Salisbury Press

Monday, February 18, 2019


Wednesday, February 14, 2018 by MARGE HOPKINS Special to The Press in Local News

Operations committee considers wants vs. needs

The first item on the agenda at the Feb. 5 Salisbury Township School District operations committee meeting was the resolution against Senate Bill 2 concerning a voucher program for underperforming school districts.

Though Salisbury is a high performing district falling in the top 10 percentile nationwide, according to Director George Gatanis, and would not be affected by the passing of the bill, the committee questioned what doors would open next that could be impactful.

The voucher program designated by Senate Bill 2 would offer parents of students in the lowest performing districts in the Commonwealth funds to be used for an education savings account for their children.

“The money could be used for private and parochial schools, a list of educational services and beyond graduation for college,” Superintendent Dr. Randy Ziegenfuss said.

“It’s basically siphoning money away from public education.”

“Well, why don’t they just take the money and give it to the lowest performing schools – fix what is broken?” Director Mary Ziegler asked.

“Who is going to police the money?” Ziegler asked.

The Pennsylvania School Boards Association developed the resolution in protest of the bill and the Salisbury Township School District Board of Directors made modifications to include their thoughts.

Members of the board were asked to further review the resolution, adjust language and/or make suggestions.

The resolution was scheduled for a vote at the Feb. 7 board meeting.

The committee also reviewed expenses, the needs and wants in the district.

A $13,200 fitness room at Salisbury Middle School was one of the expenses under review.

The needs included a $51,000 Dixie Chopper lawn mower to replace one no longer operational, $20,000 for new ceiling tiles at Harry S Truman Elementary School and $20,000 for flooring.

Although the expenses would come from the district’s capital reserve fund, they were being discussed at a time when the 2018-2019 budget is being prepared with possible tax increases and an examination of ways to use additional resources to trim the gap in the budget.

The district’s reserve fund has a balance of $484,000, not including the $65,000 commitment for the varsity girls softball dugouts.

Board Secretary and Business Administrator Robert Bruchak noted a healthy emergency reserve for the district would be between $200,000 to $500,000.

Assistant Superintendent Lynn Fuini-Hetten noted Salisbury applied for a Highmark Blue Shield grant of $7,500 for some of the expenses for the fitness room.

When asked about going forward with the fitness room, Director Robert Kulp expressed some concern about the expense.

“I am ok with it, but hopefully we can make up some of the money from donations from other organizations.”

Zeigler and Director Carol Klinger mentioned the need for attention to the curriculum and the importance of giving the middle school students additional electives with a focus on fitness.

Gatanis said when reviewing the proposed expenses, including the fitness room, the district has to determine whether the cost is a need or a want.

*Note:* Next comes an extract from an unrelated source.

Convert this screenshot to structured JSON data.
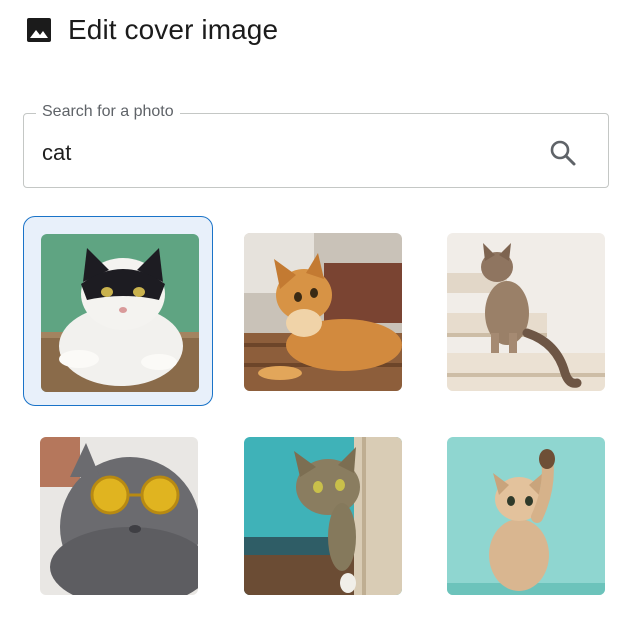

Regarding the expense for the Dixie Chopper lawn mower, Director of Maintenance, Buildings and Grounds William Brackett noted a larger lawn mower deck will allow for less cutting time and a return of 60-man hours to be used elsewhere.

The Dixie Chopper can be purchased with a snowblower attachment for an additional $7,000. The snowblower attachment, continued Brackett, will help aid the cleaning of the sidewalks in the district.

The committee unanimously opted to go forward with the first phase of the fitness room without a change in the HVAC and ventilation system at SMS, the Dixie Chopper lawn mower with snowblower attachment and the ceiling tiles project at HST.

The preliminary 2018-2019 budget update presented by Bruchak outlined budgetary shortfalls that will require the district apply for the allowable exceptions in the ACT I Index. Currently the millage for the district is 18.4527.

With the ACT I index of .4429 mills, special education exception of .4512 and Public School Employees’ Retirement System exception of .0822, there would be a millage increase.

Bruchak said the district is looking at estimated revenues of $36.5 million and projected expenses of $38,301,131. With the exceptions available to the district, the increase would be approximately 5.291 percent.

For the average homeowner that would relate to a $100 increase, considering the 2.4 percent ACT I Index. With the special education exception, the number would double to $200.

With the exceptions and ACT I Index, the budget still has a shortfall of $305,000.

Bruchak suggested the board go forward with the preliminary budget at the next meeting and continue to examine ways to trim some expenditures. Bruchak also noted the state may allocate additional funding for public education.

Director Frank Frankenfield said each year the district deals with the same struggles.

“We have to find legislators that are on our side,” Frankenfield said.

The board was expected to vote on the preliminary budget during the Feb. 7 board meeting.